What the task asks
What is needed here is an exact copy of all the records below.

[Items from a data source]
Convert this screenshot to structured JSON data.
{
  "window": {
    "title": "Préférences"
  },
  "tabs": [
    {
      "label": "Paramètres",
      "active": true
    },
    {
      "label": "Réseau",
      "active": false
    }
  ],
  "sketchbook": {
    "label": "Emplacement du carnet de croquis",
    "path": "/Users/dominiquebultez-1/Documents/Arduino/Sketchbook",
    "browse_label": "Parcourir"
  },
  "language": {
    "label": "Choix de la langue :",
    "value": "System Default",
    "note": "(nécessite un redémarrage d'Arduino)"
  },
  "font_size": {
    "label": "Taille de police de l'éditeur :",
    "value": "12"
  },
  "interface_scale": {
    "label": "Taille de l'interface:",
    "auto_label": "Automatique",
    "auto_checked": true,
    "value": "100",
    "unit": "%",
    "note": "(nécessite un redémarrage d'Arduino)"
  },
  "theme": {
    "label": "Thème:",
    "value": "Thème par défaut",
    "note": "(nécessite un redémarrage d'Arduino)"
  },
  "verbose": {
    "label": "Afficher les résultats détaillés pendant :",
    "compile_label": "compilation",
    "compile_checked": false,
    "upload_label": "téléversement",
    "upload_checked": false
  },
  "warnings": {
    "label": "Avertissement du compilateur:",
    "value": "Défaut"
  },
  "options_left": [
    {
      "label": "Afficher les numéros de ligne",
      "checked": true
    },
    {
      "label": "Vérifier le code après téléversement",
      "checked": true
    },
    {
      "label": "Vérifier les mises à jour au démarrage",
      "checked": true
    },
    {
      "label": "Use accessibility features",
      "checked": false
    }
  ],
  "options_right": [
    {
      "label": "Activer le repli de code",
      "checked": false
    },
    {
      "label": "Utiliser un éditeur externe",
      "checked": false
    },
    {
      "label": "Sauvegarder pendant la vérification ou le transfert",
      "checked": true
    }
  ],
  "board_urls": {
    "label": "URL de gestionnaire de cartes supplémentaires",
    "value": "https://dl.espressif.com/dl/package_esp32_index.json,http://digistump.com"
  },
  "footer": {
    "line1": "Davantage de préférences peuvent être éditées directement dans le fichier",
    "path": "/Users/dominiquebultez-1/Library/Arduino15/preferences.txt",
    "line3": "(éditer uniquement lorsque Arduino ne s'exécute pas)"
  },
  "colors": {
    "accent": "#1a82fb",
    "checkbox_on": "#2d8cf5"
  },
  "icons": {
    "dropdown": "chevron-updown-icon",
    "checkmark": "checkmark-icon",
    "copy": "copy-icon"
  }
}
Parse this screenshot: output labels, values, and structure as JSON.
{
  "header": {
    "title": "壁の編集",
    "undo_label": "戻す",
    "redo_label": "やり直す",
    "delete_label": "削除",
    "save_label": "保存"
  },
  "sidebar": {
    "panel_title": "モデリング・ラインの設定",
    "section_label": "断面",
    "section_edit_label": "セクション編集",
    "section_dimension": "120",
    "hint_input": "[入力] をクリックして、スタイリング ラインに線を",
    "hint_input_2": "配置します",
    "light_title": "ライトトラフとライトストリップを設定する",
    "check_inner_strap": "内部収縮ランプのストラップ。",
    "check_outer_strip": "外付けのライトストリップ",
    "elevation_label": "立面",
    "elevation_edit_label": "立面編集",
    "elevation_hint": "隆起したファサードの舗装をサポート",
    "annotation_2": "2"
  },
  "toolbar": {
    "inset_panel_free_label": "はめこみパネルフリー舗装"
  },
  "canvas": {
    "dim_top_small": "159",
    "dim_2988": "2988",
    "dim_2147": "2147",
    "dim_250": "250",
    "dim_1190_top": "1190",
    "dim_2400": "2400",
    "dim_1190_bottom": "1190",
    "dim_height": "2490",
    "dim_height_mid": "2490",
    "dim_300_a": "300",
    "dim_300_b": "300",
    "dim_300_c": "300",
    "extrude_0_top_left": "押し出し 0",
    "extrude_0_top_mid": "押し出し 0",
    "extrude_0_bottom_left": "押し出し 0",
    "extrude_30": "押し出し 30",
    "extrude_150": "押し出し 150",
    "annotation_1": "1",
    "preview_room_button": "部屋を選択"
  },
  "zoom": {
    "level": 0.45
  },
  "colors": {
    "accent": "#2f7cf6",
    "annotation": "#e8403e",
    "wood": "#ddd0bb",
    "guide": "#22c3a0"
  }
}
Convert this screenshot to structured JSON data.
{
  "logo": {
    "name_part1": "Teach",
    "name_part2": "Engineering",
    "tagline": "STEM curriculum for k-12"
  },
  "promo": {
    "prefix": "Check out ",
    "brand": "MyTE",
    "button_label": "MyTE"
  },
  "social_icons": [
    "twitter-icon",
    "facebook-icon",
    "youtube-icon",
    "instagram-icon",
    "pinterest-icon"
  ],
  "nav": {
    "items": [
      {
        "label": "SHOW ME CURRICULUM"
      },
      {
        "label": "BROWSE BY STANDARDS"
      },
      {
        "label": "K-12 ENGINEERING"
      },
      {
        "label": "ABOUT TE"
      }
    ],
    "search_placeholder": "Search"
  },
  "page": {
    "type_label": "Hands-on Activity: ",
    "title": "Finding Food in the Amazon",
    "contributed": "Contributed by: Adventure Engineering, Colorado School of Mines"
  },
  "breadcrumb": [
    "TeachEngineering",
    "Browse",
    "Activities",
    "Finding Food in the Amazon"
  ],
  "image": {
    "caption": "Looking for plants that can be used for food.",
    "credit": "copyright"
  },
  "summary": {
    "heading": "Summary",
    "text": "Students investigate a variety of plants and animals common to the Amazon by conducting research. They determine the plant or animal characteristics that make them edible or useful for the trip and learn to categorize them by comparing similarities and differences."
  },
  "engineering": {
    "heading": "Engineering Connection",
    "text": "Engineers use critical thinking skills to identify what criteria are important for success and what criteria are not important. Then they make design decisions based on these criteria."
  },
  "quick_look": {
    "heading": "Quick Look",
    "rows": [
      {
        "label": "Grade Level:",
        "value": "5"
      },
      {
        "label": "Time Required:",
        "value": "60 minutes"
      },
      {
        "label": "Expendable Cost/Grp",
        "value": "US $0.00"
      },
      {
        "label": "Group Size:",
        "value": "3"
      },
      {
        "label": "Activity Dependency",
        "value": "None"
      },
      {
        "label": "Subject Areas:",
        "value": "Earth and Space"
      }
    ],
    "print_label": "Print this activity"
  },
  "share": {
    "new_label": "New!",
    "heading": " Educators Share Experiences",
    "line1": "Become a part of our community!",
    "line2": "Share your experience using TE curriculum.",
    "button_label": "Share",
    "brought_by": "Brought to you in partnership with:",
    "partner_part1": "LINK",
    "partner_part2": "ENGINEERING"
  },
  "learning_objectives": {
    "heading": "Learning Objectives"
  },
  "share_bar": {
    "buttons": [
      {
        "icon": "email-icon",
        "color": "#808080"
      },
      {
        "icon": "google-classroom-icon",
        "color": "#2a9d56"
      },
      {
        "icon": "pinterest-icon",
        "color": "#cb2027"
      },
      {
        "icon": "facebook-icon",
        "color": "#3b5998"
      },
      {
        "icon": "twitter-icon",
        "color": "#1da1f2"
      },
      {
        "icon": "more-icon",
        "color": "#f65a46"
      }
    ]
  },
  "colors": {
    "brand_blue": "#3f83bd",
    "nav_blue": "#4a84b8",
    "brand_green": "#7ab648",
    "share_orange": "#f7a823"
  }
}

Output
Convert this screenshot to structured JSON data.
{
  "window": {
    "title": "Préférences"
  },
  "tabs": [
    {
      "label": "Paramètres",
      "active": true
    },
    {
      "label": "Réseau",
      "active": false
    }
  ],
  "sketchbook": {
    "label": "Emplacement du carnet de croquis",
    "path": "/Users/dominiquebultez-1/Documents/Arduino/Sketchbook",
    "browse_label": "Parcourir"
  },
  "language": {
    "label": "Choix de la langue :",
    "value": "System Default",
    "note": "(nécessite un redémarrage d'Arduino)"
  },
  "font_size": {
    "label": "Taille de police de l'éditeur :",
    "value": "12"
  },
  "interface_scale": {
    "label": "Taille de l'interface:",
    "auto_label": "Automatique",
    "auto_checked": true,
    "value": "100",
    "unit": "%",
    "note": "(nécessite un redémarrage d'Arduino)"
  },
  "theme": {
    "label": "Thème:",
    "value": "Thème par défaut",
    "note": "(nécessite un redémarrage d'Arduino)"
  },
  "verbose": {
    "label": "Afficher les résultats détaillés pendant :",
    "compile_label": "compilation",
    "compile_checked": false,
    "upload_label": "téléversement",
    "upload_checked": false
  },
  "warnings": {
    "label": "Avertissement du compilateur:",
    "value": "Défaut"
  },
  "options_left": [
    {
      "label": "Afficher les numéros de ligne",
      "checked": true
    },
    {
      "label": "Vérifier le code après téléversement",
      "checked": true
    },
    {
      "label": "Vérifier les mises à jour au démarrage",
      "checked": true
    },
    {
      "label": "Use accessibility features",
      "checked": false
    }
  ],
  "options_right": [
    {
      "label": "Activer le repli de code",
      "checked": false
    },
    {
      "label": "Utiliser un éditeur externe",
      "checked": false
    },
    {
      "label": "Sauvegarder pendant la vérification ou le transfert",
      "checked": true
    }
  ],
  "board_urls": {
    "label": "URL de gestionnaire de cartes supplémentaires",
    "value": "https://dl.espressif.com/dl/package_esp32_index.json,http://digistump.com"
  },
  "footer": {
    "line1": "Davantage de préférences peuvent être éditées directement dans le fichier",
    "path": "/Users/dominiquebultez-1/Library/Arduino15/preferences.txt",
    "line3": "(éditer uniquement lorsque Arduino ne s'exécute pas)"
  },
  "colors": {
    "accent": "#1a82fb",
    "checkbox_on": "#2d8cf5"
  },
  "icons": {
    "dropdown": "chevron-updown-icon",
    "checkmark": "checkmark-icon",
    "copy": "copy-icon"
  }
}
Parse this screenshot: output labels, values, and structure as JSON.
{
  "header": {
    "title": "壁の編集",
    "undo_label": "戻す",
    "redo_label": "やり直す",
    "delete_label": "削除",
    "save_label": "保存"
  },
  "sidebar": {
    "panel_title": "モデリング・ラインの設定",
    "section_label": "断面",
    "section_edit_label": "セクション編集",
    "section_dimension": "120",
    "hint_input": "[入力] をクリックして、スタイリング ラインに線を",
    "hint_input_2": "配置します",
    "light_title": "ライトトラフとライトストリップを設定する",
    "check_inner_strap": "内部収縮ランプのストラップ。",
    "check_outer_strip": "外付けのライトストリップ",
    "elevation_label": "立面",
    "elevation_edit_label": "立面編集",
    "elevation_hint": "隆起したファサードの舗装をサポート",
    "annotation_2": "2"
  },
  "toolbar": {
    "inset_panel_free_label": "はめこみパネルフリー舗装"
  },
  "canvas": {
    "dim_top_small": "159",
    "dim_2988": "2988",
    "dim_2147": "2147",
    "dim_250": "250",
    "dim_1190_top": "1190",
    "dim_2400": "2400",
    "dim_1190_bottom": "1190",
    "dim_height": "2490",
    "dim_height_mid": "2490",
    "dim_300_a": "300",
    "dim_300_b": "300",
    "dim_300_c": "300",
    "extrude_0_top_left": "押し出し 0",
    "extrude_0_top_mid": "押し出し 0",
    "extrude_0_bottom_left": "押し出し 0",
    "extrude_30": "押し出し 30",
    "extrude_150": "押し出し 150",
    "annotation_1": "1",
    "preview_room_button": "部屋を選択"
  },
  "zoom": {
    "level": 0.45
  },
  "colors": {
    "accent": "#2f7cf6",
    "annotation": "#e8403e",
    "wood": "#ddd0bb",
    "guide": "#22c3a0"
  }
}
Convert this screenshot to structured JSON data.
{
  "logo": {
    "name_part1": "Teach",
    "name_part2": "Engineering",
    "tagline": "STEM curriculum for k-12"
  },
  "promo": {
    "prefix": "Check out ",
    "brand": "MyTE",
    "button_label": "MyTE"
  },
  "social_icons": [
    "twitter-icon",
    "facebook-icon",
    "youtube-icon",
    "instagram-icon",
    "pinterest-icon"
  ],
  "nav": {
    "items": [
      {
        "label": "SHOW ME CURRICULUM"
      },
      {
        "label": "BROWSE BY STANDARDS"
      },
      {
        "label": "K-12 ENGINEERING"
      },
      {
        "label": "ABOUT TE"
      }
    ],
    "search_placeholder": "Search"
  },
  "page": {
    "type_label": "Hands-on Activity: ",
    "title": "Finding Food in the Amazon",
    "contributed": "Contributed by: Adventure Engineering, Colorado School of Mines"
  },
  "breadcrumb": [
    "TeachEngineering",
    "Browse",
    "Activities",
    "Finding Food in the Amazon"
  ],
  "image": {
    "caption": "Looking for plants that can be used for food.",
    "credit": "copyright"
  },
  "summary": {
    "heading": "Summary",
    "text": "Students investigate a variety of plants and animals common to the Amazon by conducting research. They determine the plant or animal characteristics that make them edible or useful for the trip and learn to categorize them by comparing similarities and differences."
  },
  "engineering": {
    "heading": "Engineering Connection",
    "text": "Engineers use critical thinking skills to identify what criteria are important for success and what criteria are not important. Then they make design decisions based on these criteria."
  },
  "quick_look": {
    "heading": "Quick Look",
    "rows": [
      {
        "label": "Grade Level:",
        "value": "5"
      },
      {
        "label": "Time Required:",
        "value": "60 minutes"
      },
      {
        "label": "Expendable Cost/Grp",
        "value": "US $0.00"
      },
      {
        "label": "Group Size:",
        "value": "3"
      },
      {
        "label": "Activity Dependency",
        "value": "None"
      },
      {
        "label": "Subject Areas:",
        "value": "Earth and Space"
      }
    ],
    "print_label": "Print this activity"
  },
  "share": {
    "new_label": "New!",
    "heading": " Educators Share Experiences",
    "line1": "Become a part of our community!",
    "line2": "Share your experience using TE curriculum.",
    "button_label": "Share",
    "brought_by": "Brought to you in partnership with:",
    "partner_part1": "LINK",
    "partner_part2": "ENGINEERING"
  },
  "learning_objectives": {
    "heading": "Learning Objectives"
  },
  "share_bar": {
    "buttons": [
      {
        "icon": "email-icon",
        "color": "#808080"
      },
      {
        "icon": "google-classroom-icon",
        "color": "#2a9d56"
      },
      {
        "icon": "pinterest-icon",
        "color": "#cb2027"
      },
      {
        "icon": "facebook-icon",
        "color": "#3b5998"
      },
      {
        "icon": "twitter-icon",
        "color": "#1da1f2"
      },
      {
        "icon": "more-icon",
        "color": "#f65a46"
      }
    ]
  },
  "colors": {
    "brand_blue": "#3f83bd",
    "nav_blue": "#4a84b8",
    "brand_green": "#7ab648",
    "share_orange": "#f7a823"
  }
}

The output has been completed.